Rewarding good behavior but noting problems steers students from trouble
Valley Middle School student Nelenah GreyEyes grinned when asked if she used to get into trouble in class.
Her occasional misbehavior was fairly typical for any seventh-grader: She was late, she used to talk a lot with her friends. But this threatened her “citizenship” score, a number reflecting her behavior in school each week. It also jeopardized her participation in basketball, her favorite sport, so she started to change, she said.
“I take it as a grade and I keep it up,” she said.
The Grand Forks Public School District has long used the score to track student behavior, but it added a full-scale program, Response to Intervention for Behavior, at least a decade ago.
The program, which requires more detailed reports on behavior, has proven to work well, teachers said.

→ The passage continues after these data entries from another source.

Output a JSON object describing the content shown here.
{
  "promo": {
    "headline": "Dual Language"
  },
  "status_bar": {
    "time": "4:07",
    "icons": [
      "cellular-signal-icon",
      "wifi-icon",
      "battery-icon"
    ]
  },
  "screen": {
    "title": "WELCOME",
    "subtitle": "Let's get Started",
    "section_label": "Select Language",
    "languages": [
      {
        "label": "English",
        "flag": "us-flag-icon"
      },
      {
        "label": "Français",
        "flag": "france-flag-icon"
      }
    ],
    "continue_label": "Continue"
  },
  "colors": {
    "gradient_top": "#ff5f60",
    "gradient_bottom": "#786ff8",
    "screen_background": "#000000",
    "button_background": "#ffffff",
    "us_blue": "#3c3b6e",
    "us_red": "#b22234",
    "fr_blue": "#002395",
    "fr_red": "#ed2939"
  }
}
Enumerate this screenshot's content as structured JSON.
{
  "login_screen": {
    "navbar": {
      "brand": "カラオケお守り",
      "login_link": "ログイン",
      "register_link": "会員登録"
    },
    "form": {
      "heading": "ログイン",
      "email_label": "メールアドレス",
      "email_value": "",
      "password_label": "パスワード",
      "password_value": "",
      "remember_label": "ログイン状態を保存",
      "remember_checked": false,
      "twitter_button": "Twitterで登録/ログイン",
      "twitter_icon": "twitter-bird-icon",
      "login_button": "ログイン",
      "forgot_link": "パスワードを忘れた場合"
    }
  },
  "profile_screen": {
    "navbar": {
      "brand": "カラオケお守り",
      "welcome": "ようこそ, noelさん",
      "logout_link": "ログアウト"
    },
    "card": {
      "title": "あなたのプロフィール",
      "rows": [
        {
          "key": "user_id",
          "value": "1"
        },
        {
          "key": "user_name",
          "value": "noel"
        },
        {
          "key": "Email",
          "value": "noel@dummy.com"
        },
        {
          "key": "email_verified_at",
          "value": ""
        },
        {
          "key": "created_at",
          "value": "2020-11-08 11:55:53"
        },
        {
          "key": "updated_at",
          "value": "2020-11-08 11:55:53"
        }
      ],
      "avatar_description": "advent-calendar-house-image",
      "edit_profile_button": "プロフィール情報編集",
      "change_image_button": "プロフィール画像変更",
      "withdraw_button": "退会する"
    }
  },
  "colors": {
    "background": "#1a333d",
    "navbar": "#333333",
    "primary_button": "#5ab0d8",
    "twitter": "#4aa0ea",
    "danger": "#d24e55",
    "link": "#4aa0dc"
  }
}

It’s especially crucial for middle school-age students who can experience dramatic fluctuations of behavior during those years, they said.
“As time has gone on, they’ve taken ownership of the action and been more accountable,” said Tessany Becker, eighth-grade English teacher.
The data teachers collect are more comprehensive but not necessarily conclusive of its effectiveness.
Teachers note the time, location, day of the week and intensity level of an offense, which can include harassment, tardiness and acts of defiance. Teachers also track the number of reports per grade level and how many times offenses happen each month.
However, no discernible pattern can be traced in the number of reports teachers have made since 2009, except that the number tends to rise around holidays.
This fall, teachers noted 134 minor acts of defiance, the most common misbehavior. Disruptive students ranked second highest, with 72 reports, and serious acts of defiance ranked third, with 53 reports. More serious behavior, such as harassment, truancy and being caught with a weapon, fell low on the list with one report each.
Becker said the reports are not representative because some students repeat the same behavior. Of the 60-some students she teaches, only about 5 percent repeatedly misbehave, she said.
Shana Lindeman, a seventh-grade math teacher, said reporting can also be complicated by teacher preference, tolerance levels and forgetfulness.
One might find a certain behavior more egregious than others, or report more than others. Some teachers might manage a disruptive student on the spot — or likewise, notice someone helping another — but forget to write it down, she said.
“Sometimes that data isn’t going to be completely accurate,” she said.
District teachers follow a relatively standard process each time a student misbehaves. They detail the nature of the incident, talk to the student about the problem, and work out a follow-up plan. For major incidents, a principal meets with the student.
But teachers also discuss the positive things students accomplish to give them a more balanced perspective of their behavior, teachers said.
“The idea is to learn from the mistake and hopefully move on, and not always focus on the negative,” said Becker.
Students and teachers say they’ve embraced the program.
For a few classes, GreyEyes sat at different tables from her friends so she could minimize talking. It was a hard decision, but she recognized when her behavior wasn’t the best and getting called out for it helped, she said.
“After a teacher says it once, I’m like, maybe I should just stop,” she said.
To produce similar outcomes, Principal Barry Lentz said teachers model behavior to students and remind them several times.
“Staff understand that this is about teaching what the expectations are, not just telling (students),” he said.
Students are also motivated to be good because of the school’s incentive plan.
For each deed recognized by teachers, students participate in prize drawings and get “pride cards” recognizing the act mailed home to their parents. The more cards collected, the more students can plan fun events at pep rallies, such as dances. They can also participate in projects that help others, too, such as donating money from student fundraising to charities.
Eighth-grader Nick Dohman said his good behavior and leadership will benefit his future. Dohman is current president for the school’s student leadership organization, which helps develop the activities.
“I want to be responsible because high school’s next year, and you have to be responsible to get good grades,” he said.
At Valley, students are asked to take pride in themselves, others and the school, and teachers also keep that in mind as they observe behavior, teachers said.
“It’s really helped students think about others,” said Becker.
Teacher and school administrators are constantly trying to improve the program, they said. It’s just one part of the district’s character education, which is important for all students, said Lentz.
“Students who don’t behave well don’t learn well, either, and can disrupt the learning of others,” he said. “We have a responsibility to make sure all students know and understand appropriate behaviors, and how those behaviors impact others.”